Component data from apps and pages:

++++

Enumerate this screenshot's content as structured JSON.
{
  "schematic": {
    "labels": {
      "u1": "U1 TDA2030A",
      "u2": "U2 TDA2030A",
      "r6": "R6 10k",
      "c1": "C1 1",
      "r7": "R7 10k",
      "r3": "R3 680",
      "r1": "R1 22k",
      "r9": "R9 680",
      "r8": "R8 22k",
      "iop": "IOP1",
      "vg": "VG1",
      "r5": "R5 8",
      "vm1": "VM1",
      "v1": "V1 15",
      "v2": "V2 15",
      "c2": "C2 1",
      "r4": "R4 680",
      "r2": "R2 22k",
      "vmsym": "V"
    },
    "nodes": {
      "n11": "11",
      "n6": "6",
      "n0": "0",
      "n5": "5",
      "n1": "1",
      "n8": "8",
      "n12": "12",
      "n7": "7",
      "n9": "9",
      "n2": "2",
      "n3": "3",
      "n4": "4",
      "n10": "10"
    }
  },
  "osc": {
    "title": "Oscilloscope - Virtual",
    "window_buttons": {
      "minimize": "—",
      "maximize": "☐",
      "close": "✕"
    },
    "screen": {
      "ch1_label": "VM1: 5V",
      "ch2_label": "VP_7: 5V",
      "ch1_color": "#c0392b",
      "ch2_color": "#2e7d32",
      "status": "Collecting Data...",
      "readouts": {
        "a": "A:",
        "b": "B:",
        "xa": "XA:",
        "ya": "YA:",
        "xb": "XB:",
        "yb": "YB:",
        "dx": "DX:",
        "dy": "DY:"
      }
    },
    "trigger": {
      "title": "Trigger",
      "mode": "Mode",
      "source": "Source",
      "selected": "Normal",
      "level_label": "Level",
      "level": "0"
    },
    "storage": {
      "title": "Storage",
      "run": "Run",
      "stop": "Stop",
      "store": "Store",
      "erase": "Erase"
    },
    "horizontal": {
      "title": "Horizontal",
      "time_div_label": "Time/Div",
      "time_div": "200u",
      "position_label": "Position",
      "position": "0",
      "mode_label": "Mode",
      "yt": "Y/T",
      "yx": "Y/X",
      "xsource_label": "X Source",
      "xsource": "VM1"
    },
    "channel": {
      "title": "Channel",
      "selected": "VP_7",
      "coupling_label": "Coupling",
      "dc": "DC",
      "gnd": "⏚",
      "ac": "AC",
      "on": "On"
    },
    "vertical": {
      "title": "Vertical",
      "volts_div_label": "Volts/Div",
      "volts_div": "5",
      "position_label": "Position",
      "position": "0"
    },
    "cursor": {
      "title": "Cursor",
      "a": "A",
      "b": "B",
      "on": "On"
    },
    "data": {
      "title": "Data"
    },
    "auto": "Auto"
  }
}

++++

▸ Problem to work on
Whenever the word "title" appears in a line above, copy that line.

▸ Reply to the task
    "title": "Oscilloscope - Virtual",
      "title": "Trigger",
      "title": "Storage",
      "title": "Horizontal",
      "title": "Channel",
      "title": "Vertical",
      "title": "Cursor",
      "title": "Data"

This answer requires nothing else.